The 25-year-old took 55 wickets in all formats in 2012, but the tour of New Zealand and mixed fortunes called into question South Africa’s subsequent victory over South Africa.

This Barbados-born pacer is usually presumed to allow his speed to slide down at high speeds, a feeling that can thrill spectators and terrify batsmen.

Gillespie took over as Archer in Selex on behalf of England and in the World Twenty20 League when his commitment was granted.

A world-class hero during his time playing for Australia, he feels the slits directed at the player “can no longer be from the truth”.

“Joffra, I’m so excited,” he told Status Performance.
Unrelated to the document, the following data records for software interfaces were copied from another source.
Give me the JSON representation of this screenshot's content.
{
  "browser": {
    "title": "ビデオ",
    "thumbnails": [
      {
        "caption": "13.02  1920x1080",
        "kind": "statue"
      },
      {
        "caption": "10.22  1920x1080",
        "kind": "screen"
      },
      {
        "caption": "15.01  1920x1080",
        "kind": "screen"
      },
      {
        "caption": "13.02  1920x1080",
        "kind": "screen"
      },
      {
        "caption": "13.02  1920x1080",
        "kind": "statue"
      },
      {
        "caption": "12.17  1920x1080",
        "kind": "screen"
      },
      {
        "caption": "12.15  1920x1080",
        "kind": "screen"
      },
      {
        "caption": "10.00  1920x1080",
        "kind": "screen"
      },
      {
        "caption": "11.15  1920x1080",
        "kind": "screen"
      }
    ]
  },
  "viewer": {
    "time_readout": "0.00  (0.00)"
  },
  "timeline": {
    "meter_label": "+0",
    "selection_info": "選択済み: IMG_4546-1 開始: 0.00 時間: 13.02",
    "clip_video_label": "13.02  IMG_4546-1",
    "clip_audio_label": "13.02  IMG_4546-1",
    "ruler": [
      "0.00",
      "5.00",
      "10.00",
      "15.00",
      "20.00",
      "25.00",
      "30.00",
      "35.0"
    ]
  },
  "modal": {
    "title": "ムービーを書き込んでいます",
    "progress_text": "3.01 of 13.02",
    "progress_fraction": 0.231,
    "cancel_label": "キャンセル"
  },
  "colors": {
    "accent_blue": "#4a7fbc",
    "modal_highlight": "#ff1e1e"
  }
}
Apparently, he played in Sussex and my dealings with Joffrey were rare.

“He is a very desirable young man, he loves cricket, he is very passionate, he is very hardworking.

“I’m pretty disappointed with some of the criticism that has been leveled at Joffrey. I think he’s suffering a bit from perception. He has this attitude.

“He’s got a few gold chains, he’s got different hairstyles, he’s got this kind of western style He’s of Barbadian-descent, so he has this vision.

“This realization of the attitude behind this, people assume he doesn’t care or he doesn’t keep [effort] In, and it can no longer be from the truth. Kid cricket survives and I think he’s been great

When Trevor Bayliss resigned towards the end of the Ashes, Gillespie was advised to lead Archer in the next phase of his international career.

The England and Wales Cricket Board has finally appointed Chris Silverwood, the bowling coach and former Essex head coach, to resign.

Adelaide Strikers Sussex and Big Bash costumes are the subject matter of his role, Gillespie insists that his involvement with the role is never more than gossip – although he will consider an offer to work internationally.

“My name was associated with it but at no stage did I have any official interviews or anything like that for a role,” he explained.

“I think my name has spread along with several other coaches in the world. I want to be associated with international cricket at some point in the future.

“Right now, I’ve got a great job at Sussex, a great job at the Adelaide Strikers, and I’m really enjoying these roles.

“If anything comes up in international cricket, you should definitely look at it. As a career coach you want to improve and work with the best players. Anyone is open to this conversation, but at the moment, my focus is on Sussex and the strikers.